Restate the whole listing exactly, leaving nothing out.

_ _ _ _ _ _ _

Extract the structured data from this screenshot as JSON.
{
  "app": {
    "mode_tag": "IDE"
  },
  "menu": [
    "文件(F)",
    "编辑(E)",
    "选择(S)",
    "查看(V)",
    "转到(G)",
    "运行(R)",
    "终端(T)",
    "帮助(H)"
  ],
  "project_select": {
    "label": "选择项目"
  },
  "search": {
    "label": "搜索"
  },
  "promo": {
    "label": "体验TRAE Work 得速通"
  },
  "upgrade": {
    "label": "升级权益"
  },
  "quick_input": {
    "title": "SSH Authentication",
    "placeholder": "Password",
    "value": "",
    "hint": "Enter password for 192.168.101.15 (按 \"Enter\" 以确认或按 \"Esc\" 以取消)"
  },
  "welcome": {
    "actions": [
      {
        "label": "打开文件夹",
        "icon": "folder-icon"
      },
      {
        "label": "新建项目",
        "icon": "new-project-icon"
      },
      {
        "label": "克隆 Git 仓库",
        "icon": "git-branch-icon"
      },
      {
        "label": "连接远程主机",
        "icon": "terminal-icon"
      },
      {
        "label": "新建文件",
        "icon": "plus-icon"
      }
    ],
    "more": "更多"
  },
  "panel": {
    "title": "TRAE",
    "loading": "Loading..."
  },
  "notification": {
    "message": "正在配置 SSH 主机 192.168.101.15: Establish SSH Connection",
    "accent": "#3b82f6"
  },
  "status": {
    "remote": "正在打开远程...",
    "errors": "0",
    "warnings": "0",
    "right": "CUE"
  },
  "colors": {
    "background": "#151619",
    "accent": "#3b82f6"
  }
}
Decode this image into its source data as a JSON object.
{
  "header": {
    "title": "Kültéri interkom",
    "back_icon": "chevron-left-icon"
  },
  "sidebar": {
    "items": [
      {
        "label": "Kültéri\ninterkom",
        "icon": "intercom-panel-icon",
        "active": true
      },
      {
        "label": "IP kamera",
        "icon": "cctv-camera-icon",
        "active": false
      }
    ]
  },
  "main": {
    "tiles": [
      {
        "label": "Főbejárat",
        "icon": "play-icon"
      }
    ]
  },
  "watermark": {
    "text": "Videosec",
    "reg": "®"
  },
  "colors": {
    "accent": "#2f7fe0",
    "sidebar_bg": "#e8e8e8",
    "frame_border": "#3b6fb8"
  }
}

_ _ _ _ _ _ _

> [Result of this exercise]
Extract the structured data from this screenshot as JSON.
{
  "app": {
    "mode_tag": "IDE"
  },
  "menu": [
    "文件(F)",
    "编辑(E)",
    "选择(S)",
    "查看(V)",
    "转到(G)",
    "运行(R)",
    "终端(T)",
    "帮助(H)"
  ],
  "project_select": {
    "label": "选择项目"
  },
  "search": {
    "label": "搜索"
  },
  "promo": {
    "label": "体验TRAE Work 得速通"
  },
  "upgrade": {
    "label": "升级权益"
  },
  "quick_input": {
    "title": "SSH Authentication",
    "placeholder": "Password",
    "value": "",
    "hint": "Enter password for 192.168.101.15 (按 \"Enter\" 以确认或按 \"Esc\" 以取消)"
  },
  "welcome": {
    "actions": [
      {
        "label": "打开文件夹",
        "icon": "folder-icon"
      },
      {
        "label": "新建项目",
        "icon": "new-project-icon"
      },
      {
        "label": "克隆 Git 仓库",
        "icon": "git-branch-icon"
      },
      {
        "label": "连接远程主机",
        "icon": "terminal-icon"
      },
      {
        "label": "新建文件",
        "icon": "plus-icon"
      }
    ],
    "more": "更多"
  },
  "panel": {
    "title": "TRAE",
    "loading": "Loading..."
  },
  "notification": {
    "message": "正在配置 SSH 主机 192.168.101.15: Establish SSH Connection",
    "accent": "#3b82f6"
  },
  "status": {
    "remote": "正在打开远程...",
    "errors": "0",
    "warnings": "0",
    "right": "CUE"
  },
  "colors": {
    "background": "#151619",
    "accent": "#3b82f6"
  }
}
Decode this image into its source data as a JSON object.
{
  "header": {
    "title": "Kültéri interkom",
    "back_icon": "chevron-left-icon"
  },
  "sidebar": {
    "items": [
      {
        "label": "Kültéri\ninterkom",
        "icon": "intercom-panel-icon",
        "active": true
      },
      {
        "label": "IP kamera",
        "icon": "cctv-camera-icon",
        "active": false
      }
    ]
  },
  "main": {
    "tiles": [
      {
        "label": "Főbejárat",
        "icon": "play-icon"
      }
    ]
  },
  "watermark": {
    "text": "Videosec",
    "reg": "®"
  },
  "colors": {
    "accent": "#2f7fe0",
    "sidebar_bg": "#e8e8e8",
    "frame_border": "#3b6fb8"
  }
}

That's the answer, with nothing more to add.